Buses of the state-owned Andhra Pradesh Road Transport Corporation (APSRTC) went off the roads Friday as a daylong shutdown called by the Telangana Joint Action Committee (JAC) hit normal life here and in nine other districts of Telangana.
The JAC, which is spearheading the movement for a separate state of Telangana, has called the shutdown to protest the state government refusing to allow Telangana leaders to pay homage to M. Yadi Reddy who committed suicide in New Delhi Wednesday.
Reddy’s body, which was flown from Delhi Thursday night, was taken in an ambulance to his native village Peddamangalarm. Police arrested scores of Telangana supporters who were on their way to the airport to receive his body.
JAC is also protesting the state’s attempts to curb the right of the employees to go on strike.
Educational institutions, shops and business establishments remained closed Friday.
The shutdown began on a violent note in the state capital here as protestors damaged about 20 buses on the outskirts early morning, forcing APSRTC authorities to suspend all the services.
Drivers and conductors of APSRTC buses coming here from Guntur were injured when protestors pelted stones in LB Nagar. Eight buses were damaged at Bowenpally in Secunderabad while a private vehicle was targeted at Jeedimetla, police said.
The incidents forced APSRTC to suspend all the services to and from here. City services were also suspended, causing severe inconvenience to commuters.
Buses could not come out of depots as APSRTC employees also joined the strike and staged protests outside the depots along with activists of various political parties and students.
Mahatma Gandhi Bus Station here wore a deserted look. On a normal day, 3,500 buses are operated from the biggest bus station in the state.
Schools and colleges declared a holiday as a precautionary measure. Petrol bunks and shops were also closed.
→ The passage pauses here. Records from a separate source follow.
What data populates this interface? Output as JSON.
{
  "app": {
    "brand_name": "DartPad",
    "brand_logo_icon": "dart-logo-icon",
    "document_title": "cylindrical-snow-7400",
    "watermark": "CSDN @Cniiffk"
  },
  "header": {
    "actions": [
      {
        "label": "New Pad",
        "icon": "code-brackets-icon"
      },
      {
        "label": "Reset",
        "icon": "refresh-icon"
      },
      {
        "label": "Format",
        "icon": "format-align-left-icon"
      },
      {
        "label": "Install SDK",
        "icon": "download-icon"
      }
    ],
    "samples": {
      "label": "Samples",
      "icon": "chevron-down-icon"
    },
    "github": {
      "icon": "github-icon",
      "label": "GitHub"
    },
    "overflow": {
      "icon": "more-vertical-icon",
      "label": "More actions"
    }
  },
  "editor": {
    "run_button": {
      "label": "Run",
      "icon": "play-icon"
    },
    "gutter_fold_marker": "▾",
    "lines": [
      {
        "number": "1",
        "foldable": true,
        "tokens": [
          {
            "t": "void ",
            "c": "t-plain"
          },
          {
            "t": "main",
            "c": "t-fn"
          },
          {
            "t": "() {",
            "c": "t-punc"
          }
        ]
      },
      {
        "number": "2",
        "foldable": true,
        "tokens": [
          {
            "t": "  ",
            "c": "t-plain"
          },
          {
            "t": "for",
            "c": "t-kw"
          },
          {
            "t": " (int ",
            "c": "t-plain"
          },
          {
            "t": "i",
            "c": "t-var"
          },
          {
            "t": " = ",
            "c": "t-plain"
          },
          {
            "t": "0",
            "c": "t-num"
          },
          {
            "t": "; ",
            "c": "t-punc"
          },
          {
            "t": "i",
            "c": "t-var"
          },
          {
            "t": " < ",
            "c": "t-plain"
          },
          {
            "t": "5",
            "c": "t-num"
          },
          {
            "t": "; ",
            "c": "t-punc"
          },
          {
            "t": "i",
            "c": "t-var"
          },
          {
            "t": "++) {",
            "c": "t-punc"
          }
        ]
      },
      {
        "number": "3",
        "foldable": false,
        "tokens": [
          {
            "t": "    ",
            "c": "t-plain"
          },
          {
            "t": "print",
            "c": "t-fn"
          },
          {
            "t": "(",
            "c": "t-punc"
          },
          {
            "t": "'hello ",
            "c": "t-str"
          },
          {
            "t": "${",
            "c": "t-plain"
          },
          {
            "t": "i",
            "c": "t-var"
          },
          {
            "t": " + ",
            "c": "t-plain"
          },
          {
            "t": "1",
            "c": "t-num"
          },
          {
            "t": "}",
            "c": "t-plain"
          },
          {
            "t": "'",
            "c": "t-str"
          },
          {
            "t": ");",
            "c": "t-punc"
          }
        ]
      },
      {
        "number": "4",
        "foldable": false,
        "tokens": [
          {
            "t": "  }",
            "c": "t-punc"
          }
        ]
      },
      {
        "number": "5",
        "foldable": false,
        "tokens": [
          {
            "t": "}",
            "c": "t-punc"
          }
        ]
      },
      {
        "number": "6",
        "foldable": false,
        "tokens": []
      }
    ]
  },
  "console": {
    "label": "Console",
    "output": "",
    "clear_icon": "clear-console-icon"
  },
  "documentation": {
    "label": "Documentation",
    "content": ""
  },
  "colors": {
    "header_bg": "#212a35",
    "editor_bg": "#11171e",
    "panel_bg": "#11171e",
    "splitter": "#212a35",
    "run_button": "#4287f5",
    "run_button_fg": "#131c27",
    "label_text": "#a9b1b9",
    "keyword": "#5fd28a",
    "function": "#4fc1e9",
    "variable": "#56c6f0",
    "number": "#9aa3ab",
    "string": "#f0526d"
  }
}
This is the second shutdown in Telangana this month. The earlier two-day shutdown happened July 5-6.